══ Data extract ══

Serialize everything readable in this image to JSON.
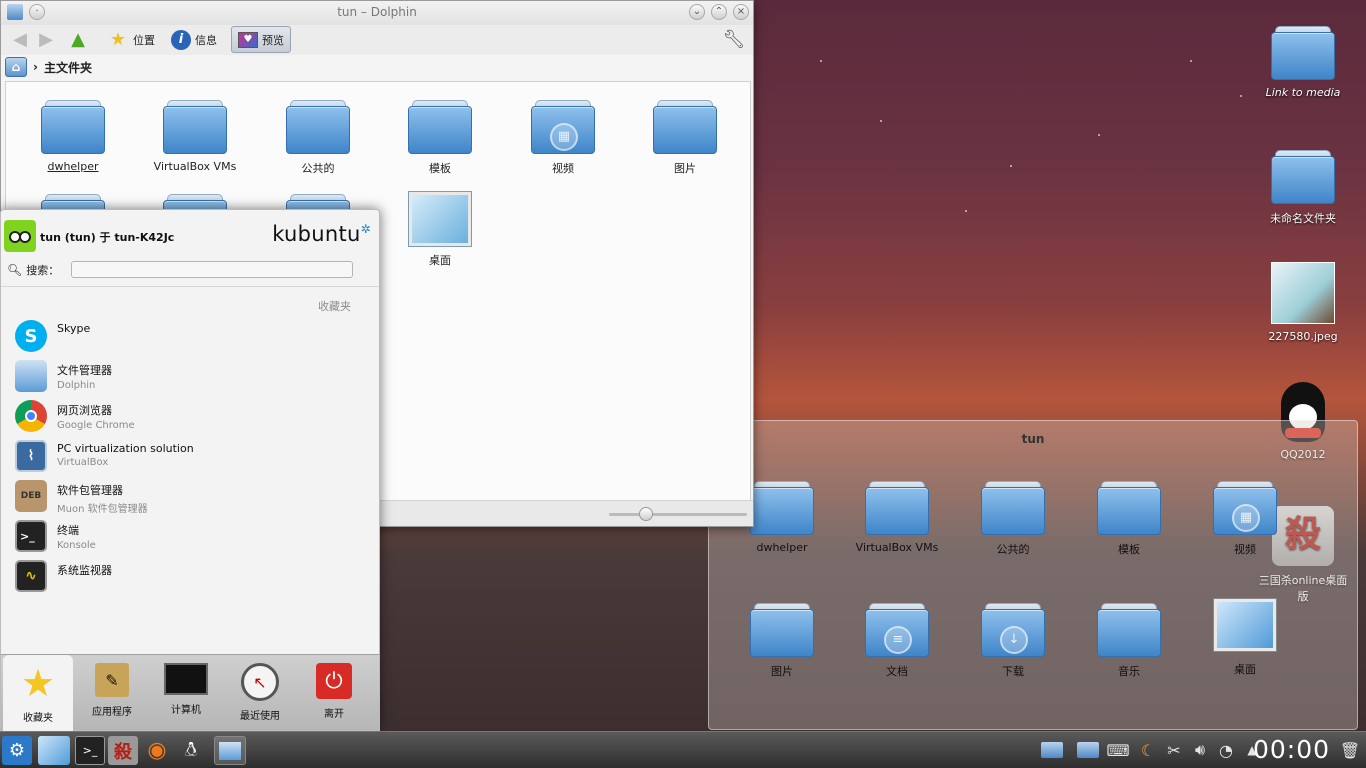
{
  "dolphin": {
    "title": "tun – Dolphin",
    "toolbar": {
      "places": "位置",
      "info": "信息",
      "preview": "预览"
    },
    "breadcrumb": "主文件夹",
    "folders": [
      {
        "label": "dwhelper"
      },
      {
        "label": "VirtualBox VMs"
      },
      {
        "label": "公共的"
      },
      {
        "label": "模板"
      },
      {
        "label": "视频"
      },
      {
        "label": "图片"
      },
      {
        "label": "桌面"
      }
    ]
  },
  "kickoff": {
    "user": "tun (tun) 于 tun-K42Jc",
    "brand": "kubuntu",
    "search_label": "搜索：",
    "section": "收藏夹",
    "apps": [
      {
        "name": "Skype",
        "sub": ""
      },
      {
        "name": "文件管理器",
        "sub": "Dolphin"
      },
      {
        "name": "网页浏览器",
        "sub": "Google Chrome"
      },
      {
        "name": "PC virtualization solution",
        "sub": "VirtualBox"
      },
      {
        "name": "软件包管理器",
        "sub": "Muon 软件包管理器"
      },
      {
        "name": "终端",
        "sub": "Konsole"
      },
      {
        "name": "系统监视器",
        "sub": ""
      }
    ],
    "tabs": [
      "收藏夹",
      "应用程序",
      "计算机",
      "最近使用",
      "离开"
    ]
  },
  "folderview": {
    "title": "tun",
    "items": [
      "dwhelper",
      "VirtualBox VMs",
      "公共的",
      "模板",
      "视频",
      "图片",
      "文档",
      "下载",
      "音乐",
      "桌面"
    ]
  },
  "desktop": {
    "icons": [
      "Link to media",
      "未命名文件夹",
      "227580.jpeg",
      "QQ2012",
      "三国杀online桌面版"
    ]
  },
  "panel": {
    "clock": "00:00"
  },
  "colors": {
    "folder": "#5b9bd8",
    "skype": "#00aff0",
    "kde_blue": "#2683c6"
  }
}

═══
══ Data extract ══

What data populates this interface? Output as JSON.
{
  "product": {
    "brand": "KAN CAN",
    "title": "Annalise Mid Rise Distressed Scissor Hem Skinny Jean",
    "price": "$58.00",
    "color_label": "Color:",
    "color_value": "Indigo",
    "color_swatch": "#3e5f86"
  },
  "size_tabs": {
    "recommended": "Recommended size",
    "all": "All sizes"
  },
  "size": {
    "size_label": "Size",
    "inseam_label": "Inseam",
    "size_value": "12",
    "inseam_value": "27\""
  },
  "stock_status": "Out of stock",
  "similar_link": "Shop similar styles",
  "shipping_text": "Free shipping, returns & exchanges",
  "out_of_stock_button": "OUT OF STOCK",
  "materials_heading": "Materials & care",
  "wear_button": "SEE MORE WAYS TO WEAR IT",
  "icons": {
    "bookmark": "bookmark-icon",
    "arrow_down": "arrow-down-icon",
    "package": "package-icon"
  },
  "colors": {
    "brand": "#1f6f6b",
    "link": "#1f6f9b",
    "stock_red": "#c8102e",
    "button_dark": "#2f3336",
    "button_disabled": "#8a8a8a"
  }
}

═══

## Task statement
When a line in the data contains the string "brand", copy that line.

## Exercise response
    "brand": "kubuntu",
    "brand": "KAN CAN",
    "brand": "#1f6f6b",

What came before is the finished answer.